Most businesses had to up their customer services game as they were dealing with an increase in queries from confused and frustrated customers. And, according to the RHA, the resulting Brexit effect has seen a whopping 68% decrease in exports going through UK ports to the EU compared to the same time last year.
The main problems
By far the biggest grievance has been the new VAT charges that are applicable to goods imported from the UK. As the UK is now recognised as a third party country, the rules state that any goods imported from the UK that are over £135 will have VAT applied at the point of delivery meaning the customer will have to pay upon receipt of the goods. For any goods purchased that are less than £135, then the onus is on the UK company to pay the VAT.
It is also required that the customer completes a customs declaration form for any goods imported. This is usually completed by the courier for yet another additional cost.
The rules also state the UK company must register for VAT in any country that it sells to.
Another bone of contention has been over the increase in the paperwork required. It takes considerably longer now to complete all the forms necessary to ship a product and in a lot of cases goods have been rejected due to incorrect completion, adding to frustrations. Many businesses have opted to hire a third party to perform this service as it is simply taking time away from other vital business operations, but this may not be an option for some smaller businesses.
The above has inevitably led to big delays with deliveries. Customers have been left waiting for their orders, suppliers have seen their products rejected and returned due to inaccuracies with paperwork or the refusal of customers to pay VAT at the point of receipt. Some trucks have even come back to the EU empty due to issues on the UK side. The head of the RHA has said that this situation will only escalate if something is not done soon.
Payment Gateways and Merchant Accounts
Something else which seems to have caught some online businesses off-guard was the fact that they would have to update their merchant accounts and checkout systems to account for the new VAT. Again, this is an additional cost that many businesses don’t want to spend. One way that some online retailers are getting around this, however, is to use online marketplace platforms such as Amazon, eBay and Etsy.
These will automatically add on the additional VAT at checkout. (Luckily we provide full marketplace integrations and fulfilment services that can further support this option!)
An end to the transitional period
One other factor which has yet to come fully into force, but which is sure to cause further headaches is when the extended transition period for the EU GDPR comes to an end. This will mean that the UK will take on its own version of GDPR (UK GDPR), but it also means that for GDPR purposes, the UK will become a third party country and this has a whole other set of implications about what data can be collected from EU customers and how it can be stored.
In a nutshell, Brexit has not been easy for eCommerce businesses to get to grips with.
What will help?
Companies really need to ask the question, is it worth the hassle?

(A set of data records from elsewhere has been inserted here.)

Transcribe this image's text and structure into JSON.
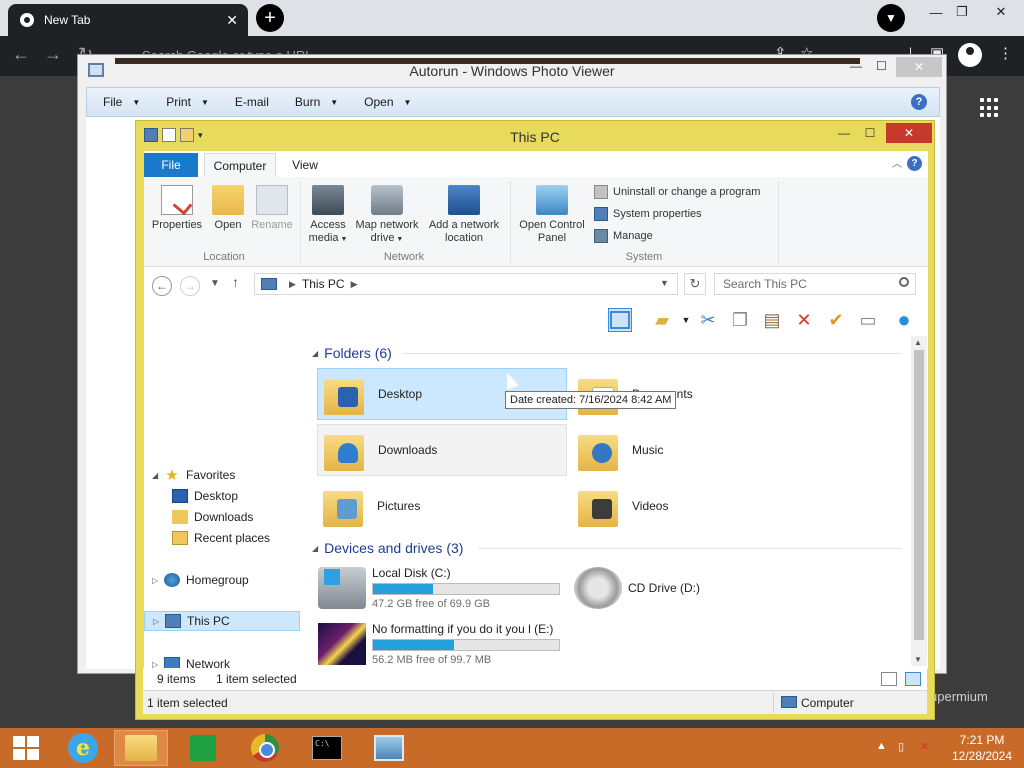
{
  "browser": {
    "tab_title": "New Tab",
    "omnibox_placeholder": "Search Google or type a URL"
  },
  "photo_viewer": {
    "title": "Autorun - Windows Photo Viewer",
    "menu": [
      {
        "label": "File"
      },
      {
        "label": "Print"
      },
      {
        "label": "E-mail"
      },
      {
        "label": "Burn"
      },
      {
        "label": "Open"
      }
    ]
  },
  "explorer": {
    "title": "This PC",
    "ribbon_tabs": {
      "file": "File",
      "computer": "Computer",
      "view": "View"
    },
    "ribbon": {
      "location": {
        "label": "Location",
        "properties": "Properties",
        "open": "Open",
        "rename": "Rename"
      },
      "network": {
        "label": "Network",
        "access_media_1": "Access",
        "access_media_2": "media",
        "map_drive_1": "Map network",
        "map_drive_2": "drive",
        "add_location_1": "Add a network",
        "add_location_2": "location"
      },
      "system": {
        "label": "System",
        "control_panel_1": "Open Control",
        "control_panel_2": "Panel",
        "uninstall": "Uninstall or change a program",
        "system_properties": "System properties",
        "manage": "Manage"
      }
    },
    "address": {
      "path": "This PC",
      "search_placeholder": "Search This PC"
    },
    "nav": {
      "favorites": "Favorites",
      "desktop": "Desktop",
      "downloads": "Downloads",
      "recent": "Recent places",
      "homegroup": "Homegroup",
      "this_pc": "This PC",
      "network": "Network"
    },
    "folders_header": "Folders (6)",
    "folders": {
      "desktop": "Desktop",
      "documents": "Documents",
      "downloads": "Downloads",
      "music": "Music",
      "pictures": "Pictures",
      "videos": "Videos"
    },
    "drives_header": "Devices and drives (3)",
    "drives": {
      "c": {
        "name": "Local Disk (C:)",
        "free": "47.2 GB free of 69.9 GB",
        "used_fraction": 0.325
      },
      "d": {
        "name": "CD Drive (D:)"
      },
      "e": {
        "name": "No formatting if you do it you l (E:)",
        "free": "56.2 MB free of 99.7 MB",
        "used_fraction": 0.436
      }
    },
    "tooltip": "Date created: 7/16/2024 8:42 AM",
    "status": {
      "items": "9 items",
      "selected": "1 item selected",
      "bottom_left": "1 item selected",
      "bottom_right": "Computer"
    }
  },
  "background_text": "upermium",
  "taskbar": {
    "time": "7:21 PM",
    "date": "12/28/2024"
  },
  "colors": {
    "explorer_frame": "#e8da5a",
    "taskbar": "#c86b28",
    "accent": "#1979ca"
  }
}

Will it be worth it for them to invest time or money into ensuring compliance with these new rules and regulations? In a lot of cases, the answer might be no for now, but for many businesses, the EU or UK market is simply too lucrative for them to give up. Figuring out what can make this easier and doing that may just make it all worthwhile.
There are certain steps that can be taken now, if not already done that could make life a lot easier. We outlined some of these in a previous article which you can find here.
In that article, we discussed how you could apply for AEO status. AEO certification essentially means that after a verification process you could go on to enjoy certain relaxations from standard customs controls.
We also recommended that you apply for both UK and EU EORI numbers. An EORI number needs to be quoted in documentation such as customs declarations and clearances and it is extremely important to obtain both numbers to ensure the smooth clearance of goods at customs.
Another option would be to engage the services of an order fulfilment company that can handle a lot of this for you. At ParcelPlanet we offer a full order fulfilment service with storage and warehousing, stock management, order processing, shipping, tracking and delivery and as mentioned earlier we offer software and marketplace integrations to make this a smooth and hassle-free service.
Overall it is still quite hard to say what effect Brexit will have long term. The general consensus is that it is still too confusing. Many businesses on both sides, EU and UK, have suspended deliveries in and out for the time being and are waiting for the dust to settle in the hopes that everything will become clearer.
In all the frustration, however, the outlook from the majority appears to be that we will all adapt and adjust, it will just take time.